BEGIN

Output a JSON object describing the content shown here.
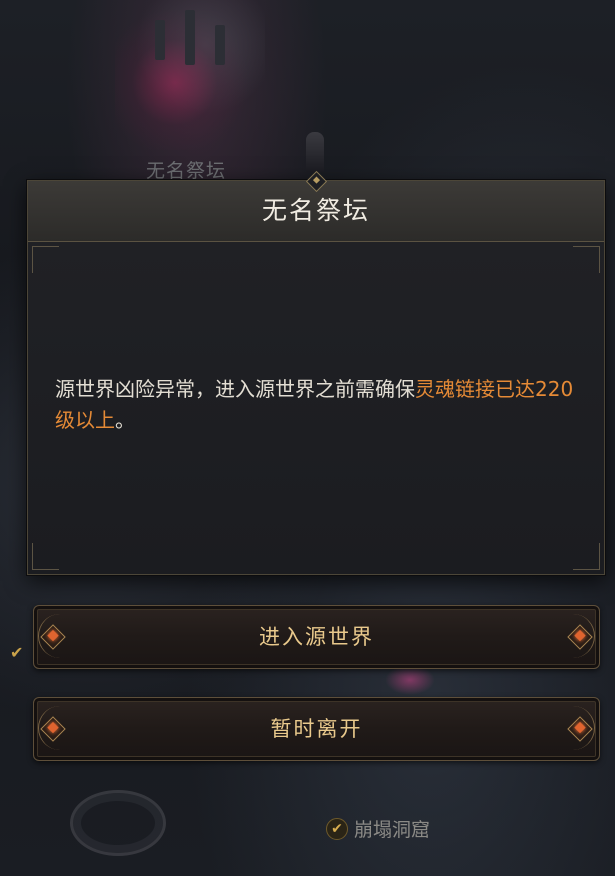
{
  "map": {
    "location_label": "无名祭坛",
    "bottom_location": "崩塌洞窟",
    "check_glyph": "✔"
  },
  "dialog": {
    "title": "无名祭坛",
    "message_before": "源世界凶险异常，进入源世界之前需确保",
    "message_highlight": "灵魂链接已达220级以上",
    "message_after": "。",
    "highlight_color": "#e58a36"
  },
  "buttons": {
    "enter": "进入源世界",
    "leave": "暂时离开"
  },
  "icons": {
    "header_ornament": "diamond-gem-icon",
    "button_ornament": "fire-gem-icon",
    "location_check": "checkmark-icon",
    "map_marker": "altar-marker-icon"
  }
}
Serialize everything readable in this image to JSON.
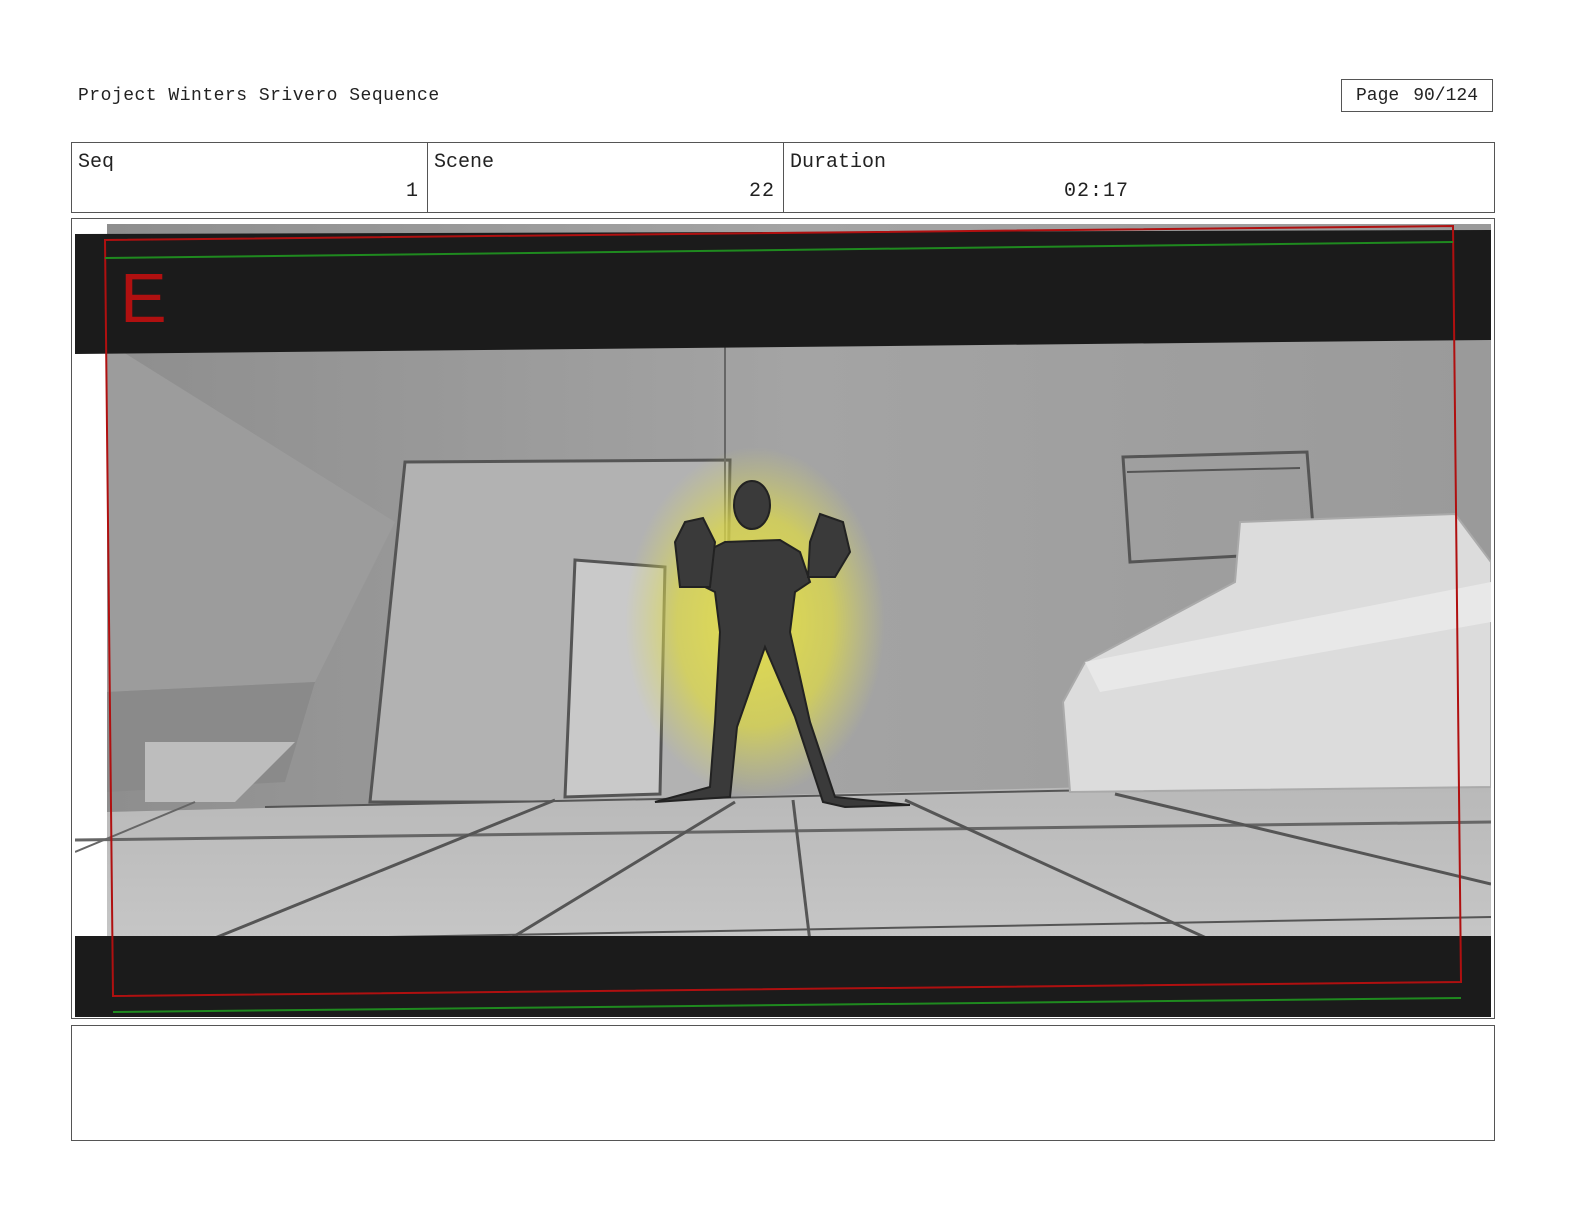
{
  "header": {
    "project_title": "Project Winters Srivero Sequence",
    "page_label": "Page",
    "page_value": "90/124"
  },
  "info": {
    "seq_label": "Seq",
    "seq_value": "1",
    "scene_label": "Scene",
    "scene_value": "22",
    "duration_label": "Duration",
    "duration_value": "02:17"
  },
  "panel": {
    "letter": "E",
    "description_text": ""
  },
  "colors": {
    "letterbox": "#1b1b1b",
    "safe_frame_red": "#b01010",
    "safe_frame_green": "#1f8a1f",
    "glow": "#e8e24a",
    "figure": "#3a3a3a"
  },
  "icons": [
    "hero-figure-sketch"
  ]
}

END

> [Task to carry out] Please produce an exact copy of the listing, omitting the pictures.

> [Task answer]
Output a JSON object describing the content shown here.
{
  "map": {
    "location_label": "无名祭坛",
    "bottom_location": "崩塌洞窟",
    "check_glyph": "✔"
  },
  "dialog": {
    "title": "无名祭坛",
    "message_before": "源世界凶险异常，进入源世界之前需确保",
    "message_highlight": "灵魂链接已达220级以上",
    "message_after": "。",
    "highlight_color": "#e58a36"
  },
  "buttons": {
    "enter": "进入源世界",
    "leave": "暂时离开"
  },
  "icons": {
    "header_ornament": "diamond-gem-icon",
    "button_ornament": "fire-gem-icon",
    "location_check": "checkmark-icon",
    "map_marker": "altar-marker-icon"
  }
}
Serialize everything readable in this image to JSON.
{
  "header": {
    "project_title": "Project Winters Srivero Sequence",
    "page_label": "Page",
    "page_value": "90/124"
  },
  "info": {
    "seq_label": "Seq",
    "seq_value": "1",
    "scene_label": "Scene",
    "scene_value": "22",
    "duration_label": "Duration",
    "duration_value": "02:17"
  },
  "panel": {
    "letter": "E",
    "description_text": ""
  },
  "colors": {
    "letterbox": "#1b1b1b",
    "safe_frame_red": "#b01010",
    "safe_frame_green": "#1f8a1f",
    "glow": "#e8e24a",
    "figure": "#3a3a3a"
  },
  "icons": [
    "hero-figure-sketch"
  ]
}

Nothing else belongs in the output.